[Data entries]
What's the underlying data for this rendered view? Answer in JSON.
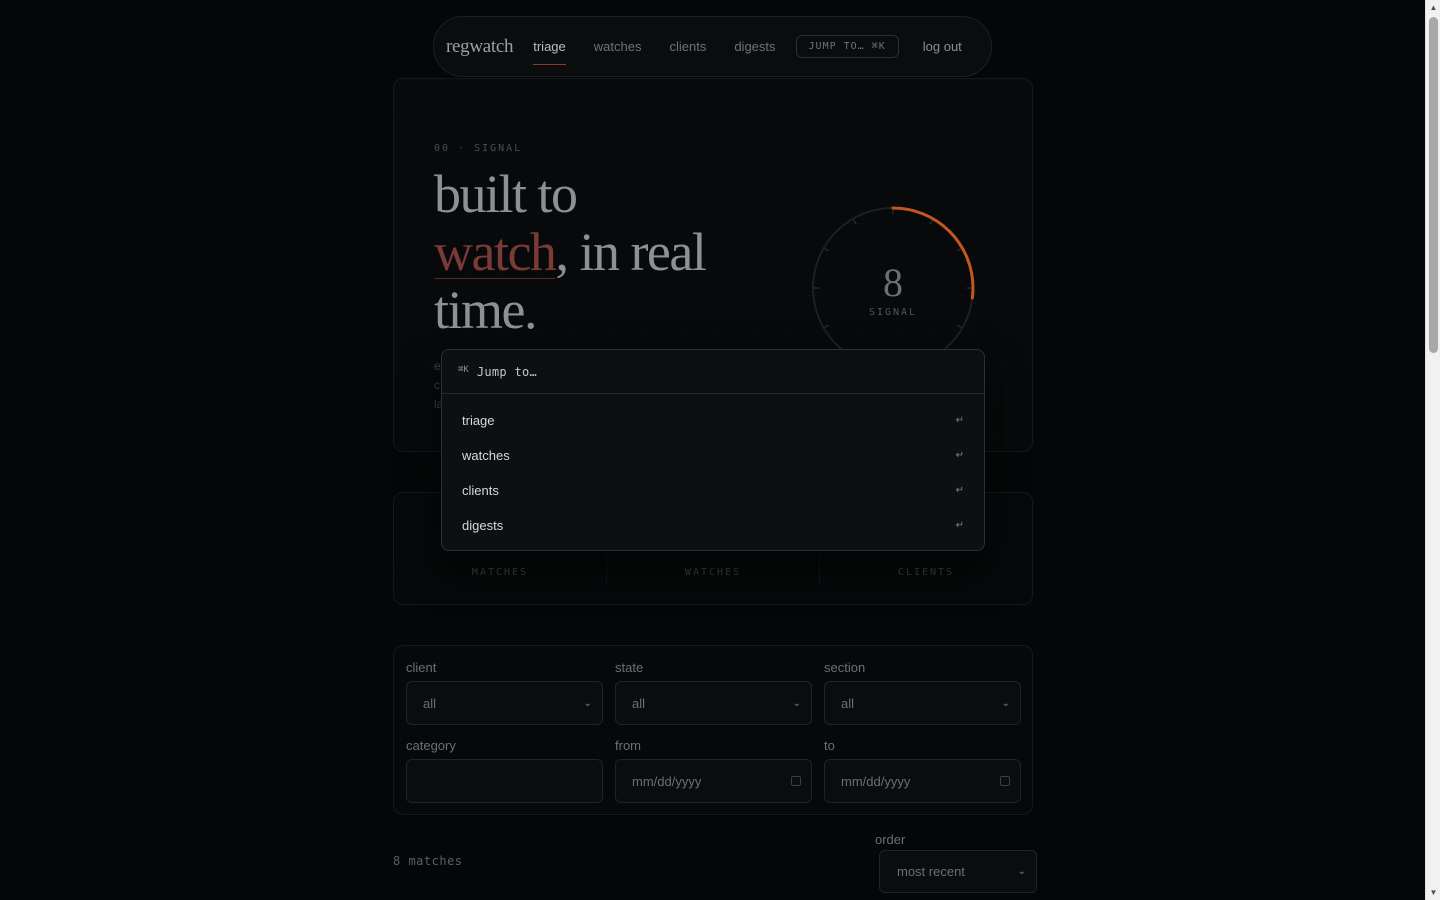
{
  "nav": {
    "brand": "regwatch",
    "links": [
      {
        "label": "triage",
        "active": true
      },
      {
        "label": "watches",
        "active": false
      },
      {
        "label": "clients",
        "active": false
      },
      {
        "label": "digests",
        "active": false
      }
    ],
    "jump_label": "JUMP TO… ⌘K",
    "logout_label": "log out"
  },
  "hero": {
    "eyebrow": "00 · SIGNAL",
    "headline_line1": "built to",
    "headline_accent": "watch",
    "headline_line2_rest": ", in real",
    "headline_line3": "time.",
    "tail_fragments": [
      "e",
      "c",
      "la"
    ],
    "gauge": {
      "value": "8",
      "label": "SIGNAL",
      "fill_fraction": 0.27,
      "accent_color": "#c2571f"
    }
  },
  "stats": [
    {
      "label": "MATCHES"
    },
    {
      "label": "WATCHES"
    },
    {
      "label": "CLIENTS"
    }
  ],
  "filters": {
    "client": {
      "label": "client",
      "value": "all"
    },
    "state": {
      "label": "state",
      "value": "all"
    },
    "section": {
      "label": "section",
      "value": "all"
    },
    "category": {
      "label": "category",
      "value": ""
    },
    "from": {
      "label": "from",
      "placeholder": "mm/dd/yyyy"
    },
    "to": {
      "label": "to",
      "placeholder": "mm/dd/yyyy"
    }
  },
  "results": {
    "count_text": "8 matches",
    "order_label": "order",
    "order_value": "most recent"
  },
  "palette": {
    "kbd": "⌘K",
    "input_text": "Jump to…",
    "items": [
      {
        "label": "triage",
        "hint": "↵"
      },
      {
        "label": "watches",
        "hint": "↵"
      },
      {
        "label": "clients",
        "hint": "↵"
      },
      {
        "label": "digests",
        "hint": "↵"
      }
    ]
  }
}
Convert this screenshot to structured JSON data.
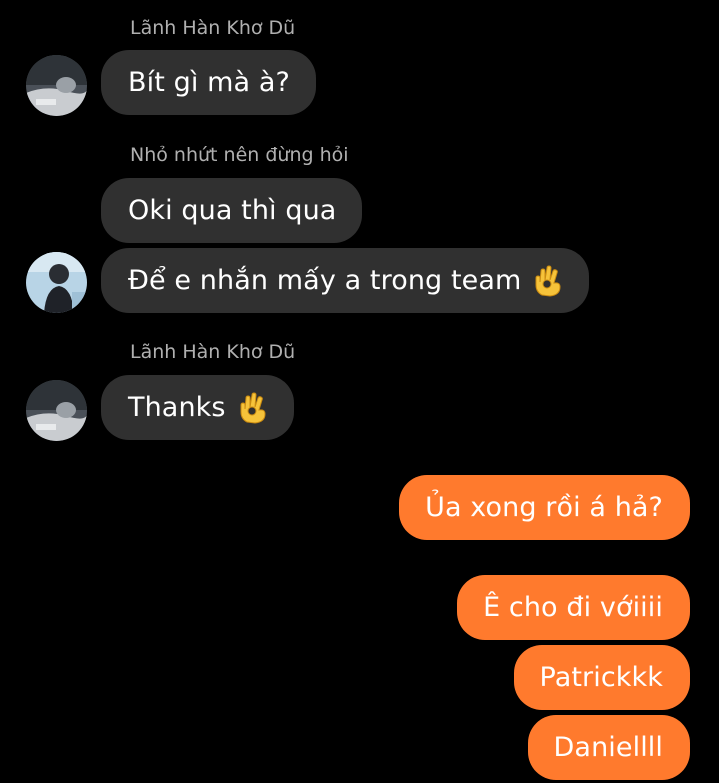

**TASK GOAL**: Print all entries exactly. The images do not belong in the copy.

**EXPECTED ANSWER**:
What's the underlying data for this rendered view? Answer in JSON.
{
  "nav": {
    "brand": "regwatch",
    "links": [
      {
        "label": "triage",
        "active": true
      },
      {
        "label": "watches",
        "active": false
      },
      {
        "label": "clients",
        "active": false
      },
      {
        "label": "digests",
        "active": false
      }
    ],
    "jump_label": "JUMP TO… ⌘K",
    "logout_label": "log out"
  },
  "hero": {
    "eyebrow": "00 · SIGNAL",
    "headline_line1": "built to",
    "headline_accent": "watch",
    "headline_line2_rest": ", in real",
    "headline_line3": "time.",
    "tail_fragments": [
      "e",
      "c",
      "la"
    ],
    "gauge": {
      "value": "8",
      "label": "SIGNAL",
      "fill_fraction": 0.27,
      "accent_color": "#c2571f"
    }
  },
  "stats": [
    {
      "label": "MATCHES"
    },
    {
      "label": "WATCHES"
    },
    {
      "label": "CLIENTS"
    }
  ],
  "filters": {
    "client": {
      "label": "client",
      "value": "all"
    },
    "state": {
      "label": "state",
      "value": "all"
    },
    "section": {
      "label": "section",
      "value": "all"
    },
    "category": {
      "label": "category",
      "value": ""
    },
    "from": {
      "label": "from",
      "placeholder": "mm/dd/yyyy"
    },
    "to": {
      "label": "to",
      "placeholder": "mm/dd/yyyy"
    }
  },
  "results": {
    "count_text": "8 matches",
    "order_label": "order",
    "order_value": "most recent"
  },
  "palette": {
    "kbd": "⌘K",
    "input_text": "Jump to…",
    "items": [
      {
        "label": "triage",
        "hint": "↵"
      },
      {
        "label": "watches",
        "hint": "↵"
      },
      {
        "label": "clients",
        "hint": "↵"
      },
      {
        "label": "digests",
        "hint": "↵"
      }
    ]
  }
}
Convert this screenshot to structured JSON data.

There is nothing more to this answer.